This paper investigates the effect of size and location decisions of early migrants’ flows on migration and settlement decisions of subsequent migrants from the same communities of origin. Filling a gap in the historical data, I focus on Italian mass migration to the US at the turn of the twentieth century and combine new data sets with a surname matching technique to generate new estimates of the yearly migratory flow from each Italian municipality to each US county. I exploit variation across time, origin municipalities, and destination counties and use an instrumental variables approach. I find that early migrants’ location decisions matter: municipalities connected to (on average) more dynamic counties sent more migrants to the US later on. Moreover, municipalities that concentrated more early migrants in a high performing county experienced also higher outmigration to that county later on, and displayed lower concentration of further migrants in that destination.
Do Dictatorships Affect People’s Long Term Beliefs and Preferences? An Empirical Assessment of the Latin American Case R&R, Journal of Development Economics
Does the political regime experienced during youth have long lasting effects on political beliefs and preferences? I exploit time and country variation in political regimes in Latin America using data from the 1995 to 2010 Latinobarometer and find that exposure to non-democratic regimes during youth reduces subsequent preference for democracy, satisfaction with democracy and confidence in institutions. These results suggest exposure to dictatorships during formative years permanently eroded democratic values. Exposure to non-democratic regimes also affects self-location in an ideology scale, reducing identification with the Right and increasing identification with the Left; which suggests dictatorships also shaped the political orientation of voters.
Italian Migration to the United States: The Role of Migrant Networks
This paper investigates the effect of network size on literacy levels of Italian migrants to the US at the turn of the twentieth century. I exploit unused ship manifest micro data and reconstruct migratory flows to the US by municipality of origin. This allows me to evaluate self-selection patterns at the sub-national level and by cohort, which shows positive selection for the lower tail of the literacy distribution. I use cross-sectional variation in the size of the migrant stock across municipalities of origin and use instrumental variables to asses measurement error. I find that increased migrant network size by municipality of origin is associated with a reduction in literacy for later migrants. Moreover, larger network size is also associated with lower immigrant age, and a higher proportion of women and agricultural workers in subsequent migratory flows. Results are consistent with migrant networks reducing migration costs and increasing emigration rates for lower quality (prospective) migrants.

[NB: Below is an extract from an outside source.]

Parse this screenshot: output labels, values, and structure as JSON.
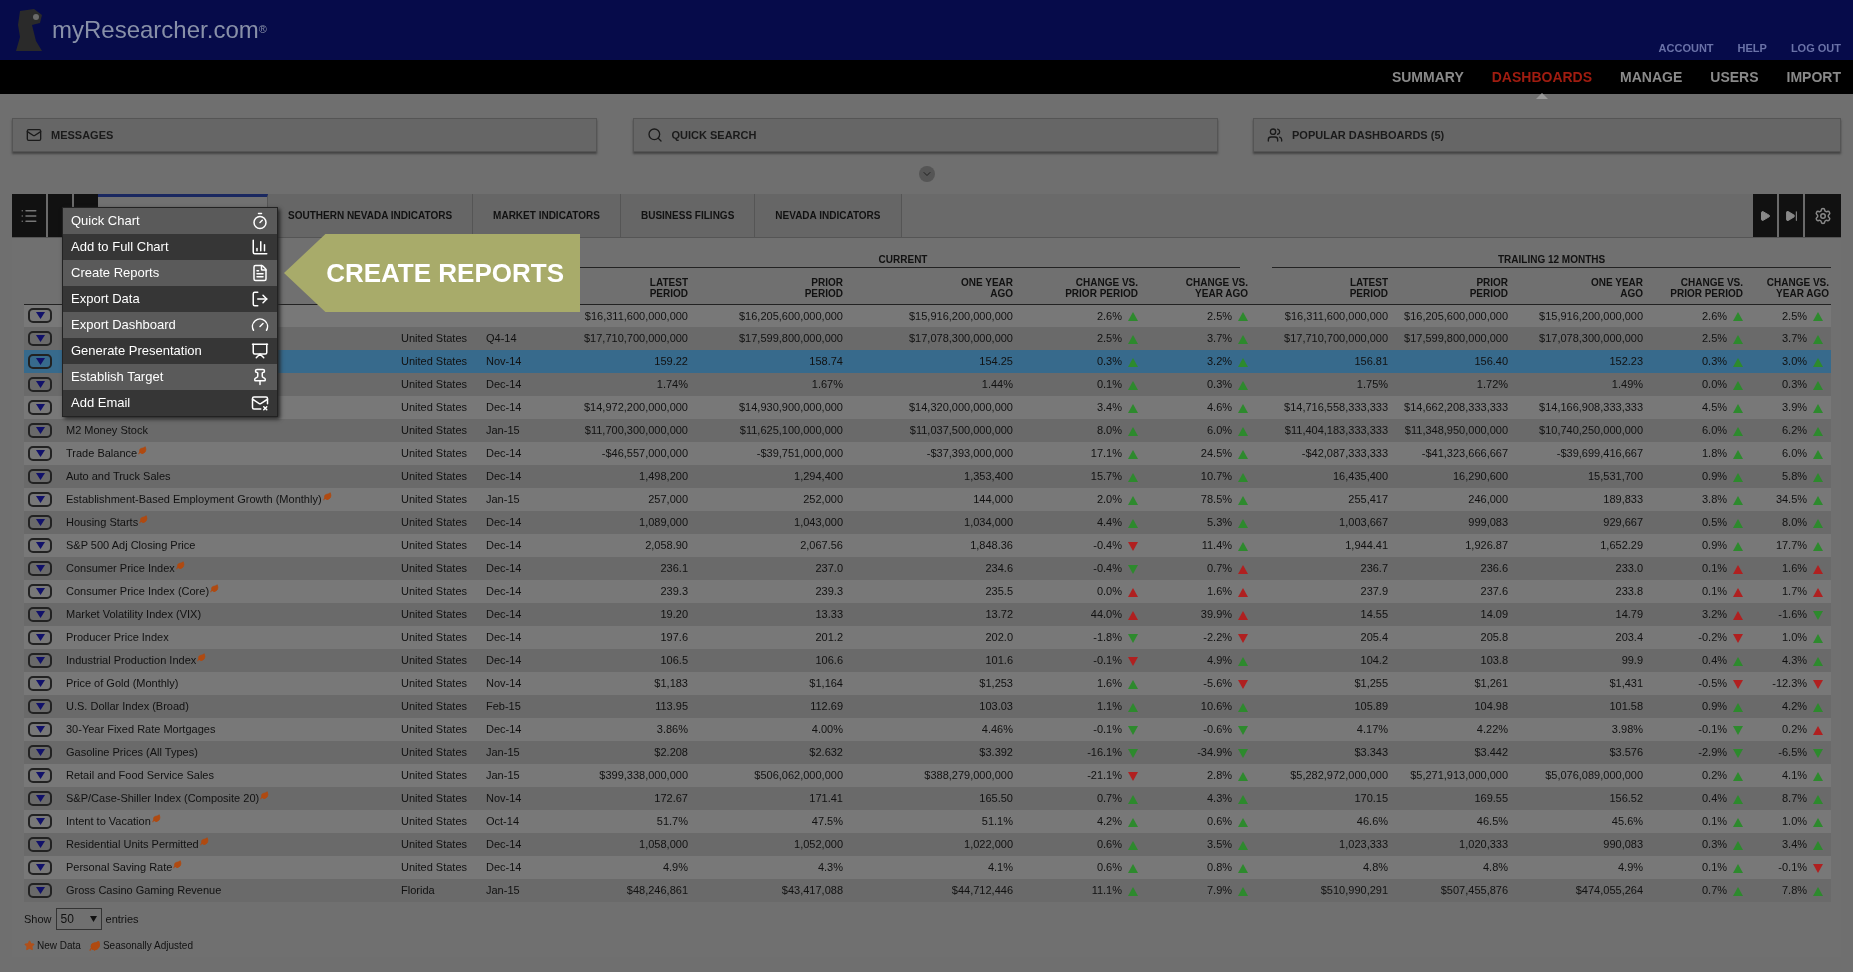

- Wage inequality on the rise: The role of workers’ characteristics (with G. Alves & M. Yapor). Journal of Income Distribution, vol. 22, n. 2, 2013 .
- Income mobility and poverty traps: new evidence for Southern Cone countries (with R. Arim, A. Dean, M. Leites & G. Salas). Estudios Economicos, vol. 28, issue 1, 2013.